At the Planning Commission’s 4-hour meeting on Aug. 15, Thompson didn’t ask questions or offer comment.
Commissioners denied plans to build a hotel, a coffee shop with an outdoor patio, a parking garage and a rooftop deck on the northwest corner of West Montecito and Bath streets.
The 30,830-square-foot building was proposed for two lots at 302 and 308 W. Montecito St., across from The Neighborhood Bar & Grill, a carwash and other commercial purposes.
The site is south of the Union Pacific railroad tracks,
The project called for four apartments and 517 square-feet of office space to be demolished.
It would have included a hotel with 32 rooms, a 1,674-square-foot coffee shop and a parking garage with 11 surface parking spaces and a parking lift system to accommodate 33 vehicles.
Members of the Planning Commission voiced concerns about the large size of the hotel rooms, the project’s overall size, neighborhood compatibility, and the potential for the hotel development to be turned into student housing in the future.
Some of the hotel rooms included partial kitchens and living rooms.
“It’s not what the community needs,” Commissioner Sheila Lodge said, adding that the project is not consistent with the principles of “sound community planning.”
About 570 hotel rooms are proposed or permitted in the city, Lodge said, adding that Santa Barbara currently has more than 3,180 hotel rooms.
This project would involve demolishing four existing “affordable” housing units, something the city “ desperately needs,” Lodge said.
The big questions commissioners considered were: “Do we want housing?” or “Do we want hotels?”
Commissioner Michael Jordan said he’s “perplexed at the configuration of the hotel rooms… and the amount of lounge and hang-around space.”
“I’ve never been to a hotel that had the configuration of most of the rooms you are going to propose,” he continued.
Jordan said the project has a lot of lounge or empty space that could be used to reduce the size bulk and scale of the proposed building in Santa Barbara’s West Beach neighborhood.
“I call this a problematic project,” he said. “I don’t say it’s a problem, but if it walks like a problem, talks like a problem and looks like a problem — it’s going to be problematic.”
Commissioner Deborah Schwartz, a renter, said she’s not opposed of the general design of the project, but it’s not appropriate for the location.
Building a new hotel isn’t a solution for relieving the housing crisis in Santa Barbara, she said.
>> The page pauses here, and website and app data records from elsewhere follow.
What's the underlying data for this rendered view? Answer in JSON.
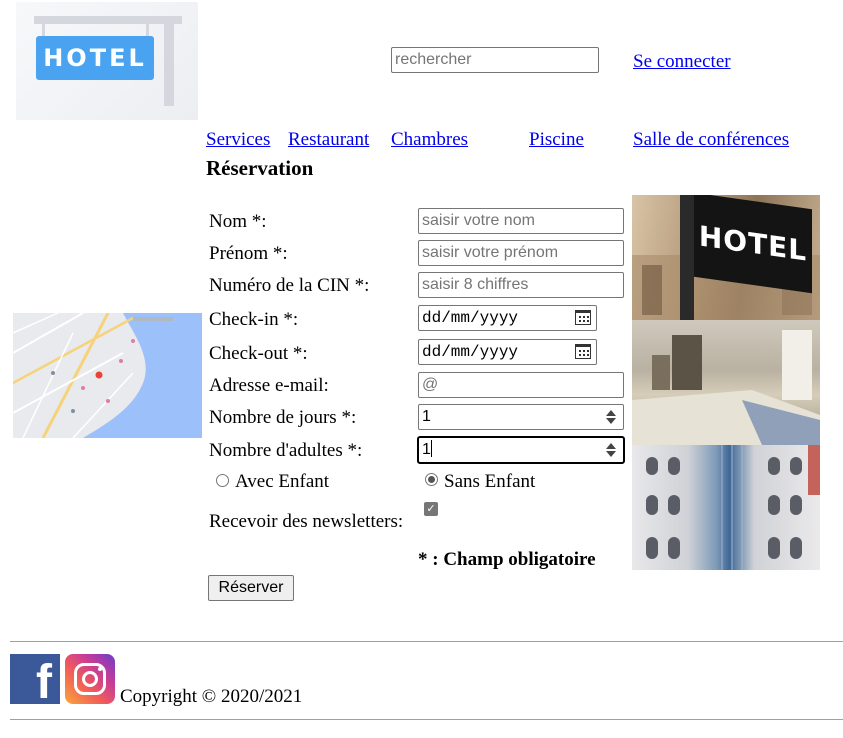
{
  "header": {
    "logo_text": "HOTEL",
    "search_placeholder": "rechercher",
    "login_link": "Se connecter"
  },
  "nav": {
    "items": [
      "Services",
      "Restaurant",
      "Chambres",
      "Piscine",
      "Salle de conférences"
    ]
  },
  "page_title": "Réservation",
  "form": {
    "name": {
      "label": "Nom *:",
      "placeholder": "saisir votre nom"
    },
    "firstname": {
      "label": "Prénom *:",
      "placeholder": "saisir votre prénom"
    },
    "cin": {
      "label": "Numéro de la CIN *:",
      "placeholder": "saisir 8 chiffres"
    },
    "checkin": {
      "label": "Check-in *:",
      "value": "dd/mm/yyyy"
    },
    "checkout": {
      "label": "Check-out *:",
      "value": "dd/mm/yyyy"
    },
    "email": {
      "label": "Adresse e-mail:",
      "placeholder": "@"
    },
    "days": {
      "label": "Nombre de jours *:",
      "value": "1"
    },
    "adults": {
      "label": "Nombre d'adultes *:",
      "value": "1"
    },
    "child_option_1": {
      "label": "Avec Enfant",
      "checked": false
    },
    "child_option_2": {
      "label": "Sans Enfant",
      "checked": true
    },
    "newsletter": {
      "label": "Recevoir des newsletters:",
      "checked": true
    },
    "required_note": "* : Champ obligatoire",
    "submit_label": "Réserver"
  },
  "photos": {
    "photo1_sign_text": "HOTEL"
  },
  "footer": {
    "facebook_glyph": "f",
    "copyright": "Copyright © 2020/2021"
  }
}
The city is considering developing more rental units to accommodate state mandates and the future.
“We don’t have a hotel room shortage,” Schwartz said. “Statewide, we have a housing crisis. What is our role? Where is the leadership?”
Schwartz’s said her No. 1 goal is to get housing projects approved and constructed.
She acknowledged transient-occupancy taxes and sales taxes are important, but these do “not overshadow the desperate need and the moral imperative to get housing built. Building hotels and adding to hotel rooms is not a moral imperative.”
Trish Allen of Suzanne Elledge Planning & Permitting Services, Inc. offered brief opening remarks.
“I’m aware of the community concerns,” Allen said. “I share those same concerns… in terms of continuing to produce and emphasize housing production in our community.”
Commissioner Lesley Wiscomb said she has “huge” concerns with the project. The city doesn’t need big hotel rooms and roof decks that only serve hotel patrons, she said.
She didn’t want the hotel becoming apartments for college students. Santa Barbara City College is located less than a mile away from the hotel.
The room layout mirrors a dormitory-style layout, Wiscomb said.
“This is suspiciously looking like an orange when it’s supposed to be an apple,” she said.
“It seems it’s a hotel project that possibly will go residential with college students,” she continued. “I have to be honest about that.”
Wiscomb suggests the applicant meet with concerned residents and work together.
During the public comment period, about 10 people took to the podium to oppose the project. Everyone who spoke urged the commission to deny the proposed hotel, citing impacts to surrounding neighbors, parking problems, traffic congestion, noise, sea-level rise, air quality, and other worries.
“You have a room full of people opposed to this project,” Wiscomb told project planners. “Find out what their concerns are and work with them.”
Activist Anna Marie Gott said the project destroys four “truly affordable” housing units and creates low-wage service jobs in the tourism sector.
Resident Mary Turley, a member of Allied Neighborhoods Association of Santa Barbara, said the design of the project doesn’t belong. The project’s mass, bulk and scale are “out of character” with the area.
“The proposed building design is better suited to Newport Beach (California) than the centuries-old heart of an area of classic California cottages, Spanish-style homes and hotels, as well as some Mission (revival) and Pueblo (revival) style buildings close by,” Turley said. “This area could use some improvements, yet this isn’t the right one.
Members of the Architectural Board of Review examined the design of the project eight times, according to city planner Kathleen Kennedy.